Most science is produced in labs. Chemistry, physics, microbiology, medicine. That’s where you can discover new and exceptional things, study weird and unexplained phenomena or invent your own new material.
It is a little bit harder discover new places or new animals in ordinary labs. You need a new world to be discovered, and on Earth that is not easy. Man has put foot almost on every place on our planet, on almost every mountain top, in any forest. Only some very inhospitable places are still to be explored, such as the icy world of Antartica, or the impenetrable rainforest in Borneo. Or what about diving into the deep abysses of the oceans? Not really easy places to get to, stuff for millionaires. Or you could become an astronaut and wait your turn to explore faraway planets.

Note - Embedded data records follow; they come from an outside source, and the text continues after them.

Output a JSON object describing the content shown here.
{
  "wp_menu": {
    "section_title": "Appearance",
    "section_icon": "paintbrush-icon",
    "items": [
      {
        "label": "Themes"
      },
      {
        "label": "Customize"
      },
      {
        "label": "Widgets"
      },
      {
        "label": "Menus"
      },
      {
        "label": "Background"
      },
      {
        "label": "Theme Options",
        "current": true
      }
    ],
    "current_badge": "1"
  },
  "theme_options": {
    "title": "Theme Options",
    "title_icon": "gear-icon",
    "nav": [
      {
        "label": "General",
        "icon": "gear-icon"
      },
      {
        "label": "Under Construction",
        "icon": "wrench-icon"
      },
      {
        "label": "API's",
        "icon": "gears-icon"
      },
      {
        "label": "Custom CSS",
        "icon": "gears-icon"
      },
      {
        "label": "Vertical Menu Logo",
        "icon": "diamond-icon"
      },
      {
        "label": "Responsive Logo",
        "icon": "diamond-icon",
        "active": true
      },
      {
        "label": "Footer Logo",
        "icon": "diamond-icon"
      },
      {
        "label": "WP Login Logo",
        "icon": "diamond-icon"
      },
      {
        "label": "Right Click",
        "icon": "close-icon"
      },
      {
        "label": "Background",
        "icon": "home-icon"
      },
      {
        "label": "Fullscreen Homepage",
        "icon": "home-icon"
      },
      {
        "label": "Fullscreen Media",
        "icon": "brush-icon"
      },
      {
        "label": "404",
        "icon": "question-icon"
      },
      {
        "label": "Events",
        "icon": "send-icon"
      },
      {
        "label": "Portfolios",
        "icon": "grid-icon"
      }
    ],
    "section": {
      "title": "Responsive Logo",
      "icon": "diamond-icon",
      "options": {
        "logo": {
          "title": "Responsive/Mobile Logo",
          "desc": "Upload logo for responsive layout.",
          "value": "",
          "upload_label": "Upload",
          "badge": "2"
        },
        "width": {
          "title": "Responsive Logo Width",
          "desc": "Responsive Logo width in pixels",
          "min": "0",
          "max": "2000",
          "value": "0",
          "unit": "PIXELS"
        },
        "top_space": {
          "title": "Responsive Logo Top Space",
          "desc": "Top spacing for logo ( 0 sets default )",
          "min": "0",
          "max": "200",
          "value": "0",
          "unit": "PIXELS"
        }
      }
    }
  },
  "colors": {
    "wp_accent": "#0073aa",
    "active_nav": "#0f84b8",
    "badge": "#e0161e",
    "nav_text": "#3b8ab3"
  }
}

But what if you don’t have money, time and patience. Just go and explore caves! The underground is still full of places to be explored, sometimes even at only a couple of feet away from the roads, or even in your back garden. Cavers are the most productive geographic explorers of our contemporary world, finding kilometres of new passages in which no human has ever set foot. And scientists can easily find new animals or microscopic life forms in these remote places of Earth. But not many scientists are able to explore the underground world.
Caves are great places to perform science: they inspire you! Complete darkness, an alien world and strange phenomena to be explained. I started exploring for curiosity, adventure. But the mysteries of caves soon led me to unlock its secrets, performing experiments, sampling materials and living creatures, and allowed me to get some exceptional results. And I am lucky to have become a cave scientist, a Sherlock Holmes of the dark underground. With still many secrets to solve.
Jo De Waele
Watch this video of Jo de Waele on CAVES 2014 science: